My purpose is not to criticize the USGS. It just happened to provide these recent examples of “press release science.” Other government agencies, universities (including my own) and research institutions have done similar things. Even those of us who think we don’t live in glass houses certainly have large picture windows.

What can we do then to improve the situation? A couple of things come to mind. First, the scientific community in the Bay region, perhaps after a discussion with the regional press, could develop general guidelines concerning the sharing of information (even if it’s only on a web site) with the scientific community prior to, or at least, at the time of issuing press releases. The Bay Program’s Scientific and Technical Advisory Committee could sponsor a dialogue toward this end.

Second, it seems to me that the Bay scientific community could do a far better job in developing consensus on issues of timely importance. In that way, constructive criticism can at least be applied and conclusions constrained by the limitations of data, before serving up the soup. Groups of environmental, agricultural and medical scientists, in fact, did a relatively good job in that regard during the pfiesteria controversies in 1997. But, too often, we content ourselves with holding large workshops that may be effective in sharing information, but are not structured to engage debate and build consensus.

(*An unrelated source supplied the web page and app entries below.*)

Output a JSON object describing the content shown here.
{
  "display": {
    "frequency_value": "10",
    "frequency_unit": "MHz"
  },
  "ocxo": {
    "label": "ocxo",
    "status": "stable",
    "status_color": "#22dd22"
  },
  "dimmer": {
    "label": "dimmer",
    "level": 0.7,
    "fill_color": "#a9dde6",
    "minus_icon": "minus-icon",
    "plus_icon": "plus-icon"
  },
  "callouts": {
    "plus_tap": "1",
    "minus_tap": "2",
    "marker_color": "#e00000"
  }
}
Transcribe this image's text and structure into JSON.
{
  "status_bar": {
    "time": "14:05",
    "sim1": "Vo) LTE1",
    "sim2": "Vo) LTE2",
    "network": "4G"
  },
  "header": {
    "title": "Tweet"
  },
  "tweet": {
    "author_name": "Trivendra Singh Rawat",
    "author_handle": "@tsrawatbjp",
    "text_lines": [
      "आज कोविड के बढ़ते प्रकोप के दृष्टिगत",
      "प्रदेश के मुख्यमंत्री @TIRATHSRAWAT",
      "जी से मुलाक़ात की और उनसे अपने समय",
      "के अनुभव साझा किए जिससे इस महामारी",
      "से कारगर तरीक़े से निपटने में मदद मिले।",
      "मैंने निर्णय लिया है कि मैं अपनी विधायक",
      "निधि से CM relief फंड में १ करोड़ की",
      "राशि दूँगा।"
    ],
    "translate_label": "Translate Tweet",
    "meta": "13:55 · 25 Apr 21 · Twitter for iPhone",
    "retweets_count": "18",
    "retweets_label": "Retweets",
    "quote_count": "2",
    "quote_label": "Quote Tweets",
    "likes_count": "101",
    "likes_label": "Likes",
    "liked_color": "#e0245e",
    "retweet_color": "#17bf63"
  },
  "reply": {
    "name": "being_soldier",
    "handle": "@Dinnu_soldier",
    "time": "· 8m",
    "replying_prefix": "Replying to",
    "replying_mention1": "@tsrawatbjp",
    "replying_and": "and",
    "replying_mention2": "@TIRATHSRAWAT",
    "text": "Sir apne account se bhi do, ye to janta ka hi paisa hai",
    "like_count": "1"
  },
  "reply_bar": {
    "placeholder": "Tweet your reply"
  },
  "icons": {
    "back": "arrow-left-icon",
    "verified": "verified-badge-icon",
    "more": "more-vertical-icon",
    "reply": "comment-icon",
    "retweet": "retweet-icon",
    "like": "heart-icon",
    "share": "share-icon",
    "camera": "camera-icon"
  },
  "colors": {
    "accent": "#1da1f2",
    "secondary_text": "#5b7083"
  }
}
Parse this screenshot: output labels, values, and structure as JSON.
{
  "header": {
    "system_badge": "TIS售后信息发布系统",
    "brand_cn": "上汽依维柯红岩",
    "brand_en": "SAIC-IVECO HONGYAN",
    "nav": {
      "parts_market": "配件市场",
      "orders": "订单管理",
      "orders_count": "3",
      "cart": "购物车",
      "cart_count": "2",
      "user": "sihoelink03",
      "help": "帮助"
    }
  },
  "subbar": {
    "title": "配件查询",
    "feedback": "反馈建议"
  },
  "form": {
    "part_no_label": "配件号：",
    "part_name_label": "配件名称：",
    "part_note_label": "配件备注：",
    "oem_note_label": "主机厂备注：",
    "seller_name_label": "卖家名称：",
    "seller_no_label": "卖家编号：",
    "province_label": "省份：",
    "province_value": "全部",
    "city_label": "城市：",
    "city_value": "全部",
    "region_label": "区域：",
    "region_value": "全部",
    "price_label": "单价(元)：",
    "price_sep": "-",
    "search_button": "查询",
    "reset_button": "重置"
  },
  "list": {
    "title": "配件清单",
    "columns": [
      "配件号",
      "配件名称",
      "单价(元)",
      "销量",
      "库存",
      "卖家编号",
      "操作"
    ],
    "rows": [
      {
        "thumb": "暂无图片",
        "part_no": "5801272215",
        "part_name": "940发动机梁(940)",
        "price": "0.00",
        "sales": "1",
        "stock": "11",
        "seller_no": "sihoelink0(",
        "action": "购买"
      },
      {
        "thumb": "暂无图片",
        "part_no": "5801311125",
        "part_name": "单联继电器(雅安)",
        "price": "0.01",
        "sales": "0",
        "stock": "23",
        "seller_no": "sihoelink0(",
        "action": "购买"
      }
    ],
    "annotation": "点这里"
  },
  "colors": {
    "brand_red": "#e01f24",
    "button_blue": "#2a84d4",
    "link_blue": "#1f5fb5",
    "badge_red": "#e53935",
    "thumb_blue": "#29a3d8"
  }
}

In either case, we need to recognize that science is not just something that individual scientists do. It is a social process, one in which we scientists have responsibilities to each other, as well as to the public that supports our enterprise. As the late Carl Sagan said, “If you look at the collective enterprise of science, you see that it has elegant, self-correcting machinery built into it in a fundamental way, which makes it different from anything else. And it works.”